## RECORDS SUPPLIED
>>>

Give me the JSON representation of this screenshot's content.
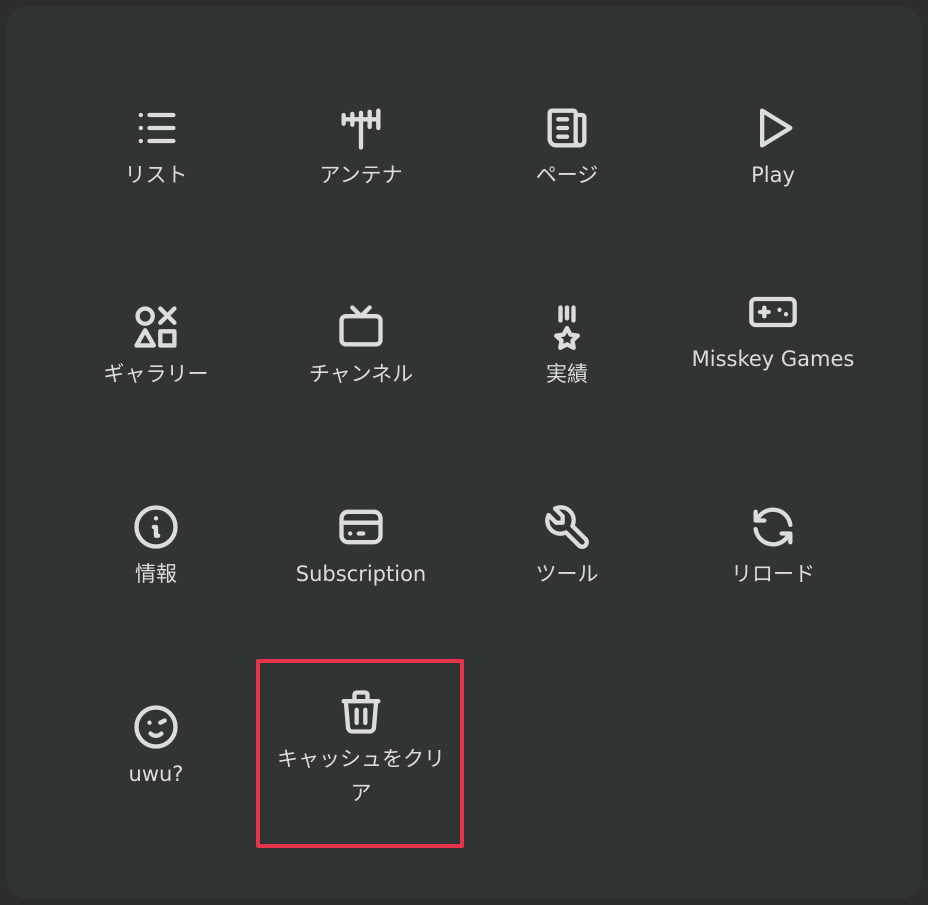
{
  "menu": {
    "items": [
      {
        "id": "list",
        "label": "リスト",
        "icon": "list-icon"
      },
      {
        "id": "antenna",
        "label": "アンテナ",
        "icon": "antenna-icon"
      },
      {
        "id": "pages",
        "label": "ページ",
        "icon": "news-icon"
      },
      {
        "id": "play",
        "label": "Play",
        "icon": "play-icon"
      },
      {
        "id": "gallery",
        "label": "ギャラリー",
        "icon": "shapes-icon"
      },
      {
        "id": "channel",
        "label": "チャンネル",
        "icon": "tv-icon"
      },
      {
        "id": "achievements",
        "label": "実績",
        "icon": "medal-icon"
      },
      {
        "id": "games",
        "label": "Misskey Games",
        "icon": "gamepad-icon"
      },
      {
        "id": "about",
        "label": "情報",
        "icon": "info-circle-icon"
      },
      {
        "id": "subscription",
        "label": "Subscription",
        "icon": "credit-card-icon"
      },
      {
        "id": "tools",
        "label": "ツール",
        "icon": "wrench-icon"
      },
      {
        "id": "reload",
        "label": "リロード",
        "icon": "refresh-icon"
      },
      {
        "id": "uwu",
        "label": "uwu?",
        "icon": "mood-wink-icon"
      },
      {
        "id": "clear-cache",
        "label": "キャッシュをクリア",
        "icon": "trash-icon"
      }
    ]
  },
  "colors": {
    "panel": "#303435",
    "foreground": "#dcdcdc",
    "highlight": "#e8344a"
  }
}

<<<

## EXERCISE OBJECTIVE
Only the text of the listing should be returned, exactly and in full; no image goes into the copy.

## EXPECTED ANSWER
Give me the JSON representation of this screenshot's content.
{
  "menu": {
    "items": [
      {
        "id": "list",
        "label": "リスト",
        "icon": "list-icon"
      },
      {
        "id": "antenna",
        "label": "アンテナ",
        "icon": "antenna-icon"
      },
      {
        "id": "pages",
        "label": "ページ",
        "icon": "news-icon"
      },
      {
        "id": "play",
        "label": "Play",
        "icon": "play-icon"
      },
      {
        "id": "gallery",
        "label": "ギャラリー",
        "icon": "shapes-icon"
      },
      {
        "id": "channel",
        "label": "チャンネル",
        "icon": "tv-icon"
      },
      {
        "id": "achievements",
        "label": "実績",
        "icon": "medal-icon"
      },
      {
        "id": "games",
        "label": "Misskey Games",
        "icon": "gamepad-icon"
      },
      {
        "id": "about",
        "label": "情報",
        "icon": "info-circle-icon"
      },
      {
        "id": "subscription",
        "label": "Subscription",
        "icon": "credit-card-icon"
      },
      {
        "id": "tools",
        "label": "ツール",
        "icon": "wrench-icon"
      },
      {
        "id": "reload",
        "label": "リロード",
        "icon": "refresh-icon"
      },
      {
        "id": "uwu",
        "label": "uwu?",
        "icon": "mood-wink-icon"
      },
      {
        "id": "clear-cache",
        "label": "キャッシュをクリア",
        "icon": "trash-icon"
      }
    ]
  },
  "colors": {
    "panel": "#303435",
    "foreground": "#dcdcdc",
    "highlight": "#e8344a"
  }
}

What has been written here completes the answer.